Chords of a key are chords formed from a given scale. Take the C major scale as an example: C, D, E, F, G, A, B.
For each note of this scale, we will form a chord. Therefore, we will have seven chords, which will be the chords of the key of C major. How do we do this?
For each note of the scale, the respective chord will be formed using the first, the third and the fifth degrees (counted from that note, on top of that same scale). Let’s start with the note C. The first degree is C. The third degree, counting from C, is E. The fifth degree, counting from C, is G.
The first chord of the key of C major is then formed by the notes C, E, G (notice that this is the C major chord, since E is the major third of C).
Building the second chord of a major key

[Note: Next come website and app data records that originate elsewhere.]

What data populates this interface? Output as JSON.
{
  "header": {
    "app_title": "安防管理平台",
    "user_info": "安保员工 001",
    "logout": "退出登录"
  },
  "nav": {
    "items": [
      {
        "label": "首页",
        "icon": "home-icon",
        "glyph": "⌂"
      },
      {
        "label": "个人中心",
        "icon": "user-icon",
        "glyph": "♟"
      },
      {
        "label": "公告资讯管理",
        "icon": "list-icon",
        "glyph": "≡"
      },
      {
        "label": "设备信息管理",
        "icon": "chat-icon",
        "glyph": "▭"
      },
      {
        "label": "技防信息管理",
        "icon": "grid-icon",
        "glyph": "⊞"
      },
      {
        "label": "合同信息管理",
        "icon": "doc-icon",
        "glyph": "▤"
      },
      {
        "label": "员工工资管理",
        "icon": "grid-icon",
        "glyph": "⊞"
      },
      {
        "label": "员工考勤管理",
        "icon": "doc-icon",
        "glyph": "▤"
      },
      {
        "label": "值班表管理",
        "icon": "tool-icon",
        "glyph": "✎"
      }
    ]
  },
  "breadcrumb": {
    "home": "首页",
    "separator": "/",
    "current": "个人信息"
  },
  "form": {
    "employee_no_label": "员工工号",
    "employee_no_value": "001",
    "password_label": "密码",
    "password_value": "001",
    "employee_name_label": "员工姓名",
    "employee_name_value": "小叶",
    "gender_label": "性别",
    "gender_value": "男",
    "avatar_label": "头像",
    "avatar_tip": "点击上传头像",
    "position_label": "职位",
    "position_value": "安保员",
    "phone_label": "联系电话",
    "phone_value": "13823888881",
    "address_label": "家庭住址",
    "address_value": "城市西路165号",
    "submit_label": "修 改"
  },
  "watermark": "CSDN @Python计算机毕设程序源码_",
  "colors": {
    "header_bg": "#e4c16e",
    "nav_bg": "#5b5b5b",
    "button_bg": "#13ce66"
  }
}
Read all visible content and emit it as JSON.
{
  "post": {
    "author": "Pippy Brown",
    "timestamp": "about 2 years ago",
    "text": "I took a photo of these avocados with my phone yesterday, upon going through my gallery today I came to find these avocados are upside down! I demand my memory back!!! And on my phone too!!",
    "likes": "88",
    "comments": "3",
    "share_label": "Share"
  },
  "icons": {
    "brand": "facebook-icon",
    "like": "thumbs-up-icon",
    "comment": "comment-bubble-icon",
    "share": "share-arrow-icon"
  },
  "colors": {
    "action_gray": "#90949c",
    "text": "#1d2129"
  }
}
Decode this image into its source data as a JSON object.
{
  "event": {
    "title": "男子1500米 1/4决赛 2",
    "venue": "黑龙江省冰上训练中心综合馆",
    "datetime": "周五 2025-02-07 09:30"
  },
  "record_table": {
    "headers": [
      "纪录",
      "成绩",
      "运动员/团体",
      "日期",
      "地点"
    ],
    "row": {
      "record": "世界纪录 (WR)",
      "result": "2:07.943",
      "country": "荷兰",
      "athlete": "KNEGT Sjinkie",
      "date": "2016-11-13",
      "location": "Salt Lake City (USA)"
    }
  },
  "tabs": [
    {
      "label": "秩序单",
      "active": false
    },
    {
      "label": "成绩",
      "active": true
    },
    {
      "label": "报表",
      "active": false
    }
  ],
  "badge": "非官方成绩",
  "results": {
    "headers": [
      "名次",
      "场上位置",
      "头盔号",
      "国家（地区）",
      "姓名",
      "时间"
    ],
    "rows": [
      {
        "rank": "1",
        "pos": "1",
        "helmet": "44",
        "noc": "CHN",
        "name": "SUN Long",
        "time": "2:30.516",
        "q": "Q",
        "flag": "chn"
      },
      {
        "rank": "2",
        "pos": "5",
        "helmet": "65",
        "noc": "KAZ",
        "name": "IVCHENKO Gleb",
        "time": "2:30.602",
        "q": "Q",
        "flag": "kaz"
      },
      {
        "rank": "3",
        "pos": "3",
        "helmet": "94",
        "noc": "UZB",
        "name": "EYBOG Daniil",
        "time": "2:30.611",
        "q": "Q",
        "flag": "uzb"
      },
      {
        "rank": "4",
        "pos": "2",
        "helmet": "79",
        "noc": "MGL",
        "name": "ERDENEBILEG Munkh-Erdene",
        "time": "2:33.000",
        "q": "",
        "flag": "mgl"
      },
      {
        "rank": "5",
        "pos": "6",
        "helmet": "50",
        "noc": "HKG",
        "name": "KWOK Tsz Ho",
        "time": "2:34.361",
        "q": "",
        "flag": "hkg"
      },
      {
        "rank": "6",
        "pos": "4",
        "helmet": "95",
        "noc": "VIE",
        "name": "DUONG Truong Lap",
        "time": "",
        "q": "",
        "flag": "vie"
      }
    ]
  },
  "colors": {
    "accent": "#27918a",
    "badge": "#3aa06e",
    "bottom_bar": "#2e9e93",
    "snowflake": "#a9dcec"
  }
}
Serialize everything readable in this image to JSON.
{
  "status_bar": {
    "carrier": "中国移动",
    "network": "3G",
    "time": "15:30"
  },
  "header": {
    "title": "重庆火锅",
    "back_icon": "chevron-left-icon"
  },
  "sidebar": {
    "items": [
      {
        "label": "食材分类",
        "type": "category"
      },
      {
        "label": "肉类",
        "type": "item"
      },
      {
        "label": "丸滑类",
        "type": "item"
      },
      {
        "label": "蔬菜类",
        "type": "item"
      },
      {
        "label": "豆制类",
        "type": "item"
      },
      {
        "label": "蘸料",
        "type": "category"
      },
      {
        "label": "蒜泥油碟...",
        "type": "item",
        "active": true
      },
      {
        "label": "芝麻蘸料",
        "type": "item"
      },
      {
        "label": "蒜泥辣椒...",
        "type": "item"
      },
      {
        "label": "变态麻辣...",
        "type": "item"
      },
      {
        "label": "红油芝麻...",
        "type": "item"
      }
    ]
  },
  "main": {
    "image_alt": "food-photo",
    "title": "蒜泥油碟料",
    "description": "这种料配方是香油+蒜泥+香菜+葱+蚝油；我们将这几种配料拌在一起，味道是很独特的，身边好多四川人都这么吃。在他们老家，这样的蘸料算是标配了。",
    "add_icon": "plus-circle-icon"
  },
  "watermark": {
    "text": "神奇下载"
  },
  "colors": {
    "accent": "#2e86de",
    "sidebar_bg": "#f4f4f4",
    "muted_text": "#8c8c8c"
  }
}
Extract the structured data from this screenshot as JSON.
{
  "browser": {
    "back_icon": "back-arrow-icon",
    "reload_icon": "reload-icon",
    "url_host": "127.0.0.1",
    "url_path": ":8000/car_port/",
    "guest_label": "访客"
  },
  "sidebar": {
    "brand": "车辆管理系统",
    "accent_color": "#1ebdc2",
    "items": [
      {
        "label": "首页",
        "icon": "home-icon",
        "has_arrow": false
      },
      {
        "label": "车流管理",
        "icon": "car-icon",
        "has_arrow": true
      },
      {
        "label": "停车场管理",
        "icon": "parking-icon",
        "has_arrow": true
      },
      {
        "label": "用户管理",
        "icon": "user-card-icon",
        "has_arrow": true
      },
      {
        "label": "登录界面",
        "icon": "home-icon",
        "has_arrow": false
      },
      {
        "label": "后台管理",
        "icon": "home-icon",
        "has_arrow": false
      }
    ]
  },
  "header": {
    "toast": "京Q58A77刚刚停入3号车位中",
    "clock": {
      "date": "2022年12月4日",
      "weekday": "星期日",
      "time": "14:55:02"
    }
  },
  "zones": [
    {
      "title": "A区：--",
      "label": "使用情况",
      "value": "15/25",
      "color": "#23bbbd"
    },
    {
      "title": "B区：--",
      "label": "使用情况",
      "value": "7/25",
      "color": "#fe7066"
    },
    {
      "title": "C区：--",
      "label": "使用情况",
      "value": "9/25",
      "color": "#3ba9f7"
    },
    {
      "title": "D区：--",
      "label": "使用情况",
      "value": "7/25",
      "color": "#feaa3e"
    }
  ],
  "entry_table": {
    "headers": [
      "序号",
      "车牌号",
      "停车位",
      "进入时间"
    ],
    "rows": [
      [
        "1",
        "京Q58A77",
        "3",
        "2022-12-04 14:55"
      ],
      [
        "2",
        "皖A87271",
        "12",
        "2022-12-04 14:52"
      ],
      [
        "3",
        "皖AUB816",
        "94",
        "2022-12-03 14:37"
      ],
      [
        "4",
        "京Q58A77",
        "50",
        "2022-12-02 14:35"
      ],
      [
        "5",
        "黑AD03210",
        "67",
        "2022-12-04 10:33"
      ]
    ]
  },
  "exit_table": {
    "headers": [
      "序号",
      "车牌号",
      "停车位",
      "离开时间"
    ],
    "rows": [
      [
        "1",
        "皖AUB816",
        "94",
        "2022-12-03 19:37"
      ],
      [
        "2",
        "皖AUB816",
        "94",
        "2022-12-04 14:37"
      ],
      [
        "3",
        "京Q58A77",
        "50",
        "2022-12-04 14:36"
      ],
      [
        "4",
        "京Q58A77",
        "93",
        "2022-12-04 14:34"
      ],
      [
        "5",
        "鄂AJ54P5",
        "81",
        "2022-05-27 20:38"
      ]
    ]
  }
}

Now let’s build the chord of the next note on the scale, which is D. The first degree is D. The third degree, counting from D, on this scale, is F. The fifth degree, counting from D, is A. Therefore, the second chord is formed by the notes D, F and A (notice that this is the D minor chord, because the note F is the minor third of D).
You must be realizing by now that we are forming the chords thinking about the triads and using only the notes that appear on the scale in question (C major scale).
After forming the triad, we observe whether the third of each chord has become major or minor. You can also check the fifth of each chord, but you will notice that it will always end up being the perfect fifth, except for the last chord, which will have the flat fifth.
It is a good exercise to try to form the remaining chords of the key of C. Check with the table below:
Great, you just learned how to form chords of a key. But what is this for anyway?
Well, chords of a key serve for many things, and at this point we’ll focus on the most basic point: it serves to set the tonality of a song. You have probably heard the question: “What key is this song in?” Well, the tonality (or key) of a song depends on the chords present in that song.
If a song contains the chords of the key of C major, it means that the song uses the C major scale as its base. With that, we know that the scale to be used to make a solo, improvise, create riffs, etc. on the song is the C major scale.
Therefore, knowing the chords of a key is of great use: this knowledge allows us to know the notes that we can use to make arrangements on a certain song. If we know the scale shapes well, nothing prevents us from creating solos and arrangements automatically (a skill known as improvisation).
I hope this has motivated you to continue our study, having seen the importance and usefulness of this knowledge.
We have already formed chords of a key using triads, and now we are going to extend this concept to tetrads. The rule used to form the chords, just to recap, was to take the first, third and fifth degrees of the scale in question. We will do the same thing, but including the seventh degree, which characterizes a tetrad. We will thus have a set of chords just like the previous one, but formed by tetrads instead of triads.
Analyzing the same C major scale, starting with the C note, we know that the seventh degree of the scale, counting from C, is B. We have already seen the other degrees (third and fifth). Therefore, the first chord will be formed by the notes C, E, G and B. This is the Cmaj7 chord, since B is the major seventh of C.
Applying the same rule to the next note (D), we will see that the seventh degree is C. Thus, the chord will be formed by the notes D, F, A, C. This is the Dm7 chord. Note that here we have the minor seventh of D, so we use the symbol “7”, instead of “maj7” (which would characterize the major seventh).
Forming the complete table, we get the following:
Perhaps you are wondering what is the difference, from a practical point of view, of these two sets of chords that we formed. Well, the only difference is that the latter contains one more note in each chord, making them “fuller”. From the point of view of improvisation, when it comes to discovering the tonality of the song, nothing changes.
We will see some examples of this subject (discovering the tonality of a song) soon. But first, remember that we used the major scale of C as an example.
Instead of specifying the tonality now (like C major, for example), let’s make it a little more generic: “chords of a major key“, because if we apply this rule in the major scale of G, in the major scale of A, or in the major scale of any other note, we will always have one thing in common. The chords will follow this formation below (where the Roman numerals indicate the degrees):
Imaj7 IIm7 IIIm7 IVmaj7 V7 VIm7 VIIm7(b5)
You can verify this by forming the chords of the other keys (in addition to C, which we have already done). Take the major scale of E and its associated chords for example:
Notice how the first degree turned into major seventh, the second degree turned into minor seventh, etc. Following the formation that had been presented before:
Imaj7 IIm7 IIIm7 IVmaj7 V7 VIm7 VIIm7(b5)
This makes our lives a lot easier, as it means that by memorizing just that sequence above, you already know the chords of any major key. Just put the respective notes of the major scale in question in the place of the degrees. For example: What are the chords of the key of D?
Dmaj7 Em7 F#m7 Gmaj7 A7 Bm7 C#m(b5)
Note: The major scale of D is: D, E, F#, G, A, B, C#.
As an exercise, try to form the chords of all the major keys. Check with the table below:
Read the continuation of this article and many other full articles in the Simplifying Theory e-book.
Go to: Chromatic Scale
Back to: Module 4